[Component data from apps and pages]
"""

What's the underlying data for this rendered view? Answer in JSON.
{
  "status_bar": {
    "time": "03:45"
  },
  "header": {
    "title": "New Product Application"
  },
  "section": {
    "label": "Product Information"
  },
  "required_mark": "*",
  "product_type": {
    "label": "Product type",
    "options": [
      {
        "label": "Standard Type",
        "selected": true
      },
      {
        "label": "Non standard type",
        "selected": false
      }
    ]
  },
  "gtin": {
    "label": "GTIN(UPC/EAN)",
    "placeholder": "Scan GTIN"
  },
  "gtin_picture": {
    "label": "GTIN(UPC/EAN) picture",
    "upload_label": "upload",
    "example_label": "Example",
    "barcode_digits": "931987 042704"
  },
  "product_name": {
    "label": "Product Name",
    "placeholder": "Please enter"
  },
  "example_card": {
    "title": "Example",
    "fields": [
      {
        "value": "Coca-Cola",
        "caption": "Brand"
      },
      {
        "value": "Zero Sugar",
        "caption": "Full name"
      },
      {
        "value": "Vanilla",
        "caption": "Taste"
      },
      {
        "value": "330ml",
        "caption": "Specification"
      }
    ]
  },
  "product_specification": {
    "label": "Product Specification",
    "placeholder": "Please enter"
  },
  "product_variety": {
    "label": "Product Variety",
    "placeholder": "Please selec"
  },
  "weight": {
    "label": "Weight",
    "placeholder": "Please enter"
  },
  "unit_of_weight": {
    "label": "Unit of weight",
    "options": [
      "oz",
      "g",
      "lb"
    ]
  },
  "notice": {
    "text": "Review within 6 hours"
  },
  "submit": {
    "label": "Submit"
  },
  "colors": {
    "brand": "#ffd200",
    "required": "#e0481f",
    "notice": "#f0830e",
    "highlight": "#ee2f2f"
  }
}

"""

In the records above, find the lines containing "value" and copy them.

* [OUTPUT OF THE EXERCISE]:
        "value": "Coca-Cola",
        "value": "Zero Sugar",
        "value": "Vanilla",
        "value": "330ml",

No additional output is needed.